The best recommendation for those who have only a desktop site or separate mobile and desktop sites is pretty much just to create a responsive site. That way, all your content gets ranked for both desktop and mobile.
Mobile Interstitial Penalties
As a user, there's nothing worse than going to a site on your phone or tablet only to have a giant popup take up the whole page. What's even worse is when it's so big you can't find a way to exit out of the ad.
A vicious cycle between site users and advertisers has begun: As more ads cloud sites, users have found more ways to ignore them. And as users find ways to ignore existing ads (around 615 million devices are now blocking ads), advertisers find more ways to get their ads in front of users.
Google understands the need for ads. It sells PPC advertising, after all.

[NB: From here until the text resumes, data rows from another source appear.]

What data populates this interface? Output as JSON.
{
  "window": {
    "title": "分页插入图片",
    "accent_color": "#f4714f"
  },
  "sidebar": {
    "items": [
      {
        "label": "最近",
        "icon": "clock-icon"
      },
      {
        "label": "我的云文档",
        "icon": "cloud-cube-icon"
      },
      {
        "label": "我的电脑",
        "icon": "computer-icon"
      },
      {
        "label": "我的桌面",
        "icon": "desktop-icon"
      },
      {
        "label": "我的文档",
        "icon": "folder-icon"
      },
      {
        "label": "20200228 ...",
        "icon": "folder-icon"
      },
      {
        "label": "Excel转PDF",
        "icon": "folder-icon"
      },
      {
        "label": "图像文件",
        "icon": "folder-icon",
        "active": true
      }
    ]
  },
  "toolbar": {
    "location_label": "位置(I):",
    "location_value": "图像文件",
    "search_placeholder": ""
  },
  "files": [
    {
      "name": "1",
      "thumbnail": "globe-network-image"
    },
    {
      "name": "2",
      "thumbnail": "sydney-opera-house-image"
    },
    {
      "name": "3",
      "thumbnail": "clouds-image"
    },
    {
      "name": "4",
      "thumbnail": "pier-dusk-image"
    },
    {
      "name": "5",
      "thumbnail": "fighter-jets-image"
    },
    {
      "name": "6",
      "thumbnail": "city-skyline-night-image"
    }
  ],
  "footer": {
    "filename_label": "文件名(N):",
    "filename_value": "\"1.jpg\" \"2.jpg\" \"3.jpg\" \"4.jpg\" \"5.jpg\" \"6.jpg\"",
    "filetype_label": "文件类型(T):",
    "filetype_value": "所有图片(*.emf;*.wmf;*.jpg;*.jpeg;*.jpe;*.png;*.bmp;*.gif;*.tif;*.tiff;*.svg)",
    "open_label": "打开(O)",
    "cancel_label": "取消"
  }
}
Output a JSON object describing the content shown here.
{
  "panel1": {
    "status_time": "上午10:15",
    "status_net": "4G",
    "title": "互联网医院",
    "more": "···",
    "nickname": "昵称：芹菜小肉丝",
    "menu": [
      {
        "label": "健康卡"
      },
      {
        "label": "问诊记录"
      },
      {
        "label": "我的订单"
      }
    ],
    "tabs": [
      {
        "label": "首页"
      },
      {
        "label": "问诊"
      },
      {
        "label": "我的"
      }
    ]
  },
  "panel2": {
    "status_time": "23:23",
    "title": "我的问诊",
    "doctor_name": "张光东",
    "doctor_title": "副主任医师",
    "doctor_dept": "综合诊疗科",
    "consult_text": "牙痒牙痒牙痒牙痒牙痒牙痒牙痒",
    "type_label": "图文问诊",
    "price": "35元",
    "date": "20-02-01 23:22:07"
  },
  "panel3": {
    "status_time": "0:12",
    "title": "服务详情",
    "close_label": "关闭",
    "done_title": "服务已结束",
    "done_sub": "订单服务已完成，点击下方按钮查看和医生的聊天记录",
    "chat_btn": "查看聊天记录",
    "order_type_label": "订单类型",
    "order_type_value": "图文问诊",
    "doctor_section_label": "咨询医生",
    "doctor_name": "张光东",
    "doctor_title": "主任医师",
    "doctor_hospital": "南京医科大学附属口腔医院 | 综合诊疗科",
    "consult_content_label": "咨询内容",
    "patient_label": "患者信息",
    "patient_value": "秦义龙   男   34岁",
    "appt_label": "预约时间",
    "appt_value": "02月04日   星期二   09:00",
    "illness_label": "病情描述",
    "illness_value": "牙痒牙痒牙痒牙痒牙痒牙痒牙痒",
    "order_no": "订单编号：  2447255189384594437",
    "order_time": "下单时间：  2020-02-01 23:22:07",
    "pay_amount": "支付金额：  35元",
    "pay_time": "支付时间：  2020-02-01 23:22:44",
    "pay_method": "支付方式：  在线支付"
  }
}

But for organic search, and especially on mobile, Google knows that the user experience shouldn't be sacrificed so that your site makes money (see Fred update, above). Ads can slow down site speed; and if they block the user from your content on these smaller screens, as of January 2017 Google ranks them lower.
In essence, Google is trying to provide a better user experience and get rid of tricky "dark pattern" ads that force people to do things they don't want to, such as sign up or click an ad with no other way to exit.
In the Webmaster Blog, Google offers examples of acceptable mobile interstitials:
The SEO Takeaway
Overall, the takeaway for SEOs is this: Aside from managing a technically sound Web property, you should be creating a site that's made for users. Digital marketing is just as much about pleasing the human who ends up on your site as it is pleasing the robots. Tracking leads from organic search will help you confirm what is driving your bottom line.
You may also like:
- SEO vs. Google Ads: Which Approach Is More Effective?
- The Most Common SEO Issues Impacting Crawlability and Indexability
- How to Adapt to the Zero-Click Phenomenon and Dwindling Page One Organic Search Results
- Five Google Ads Tips to Help You Become a Better PPC Marketer
- How to Position Your B2B Brand for Search: Garrett Mehrguth on Marketing Smarts [Podcast]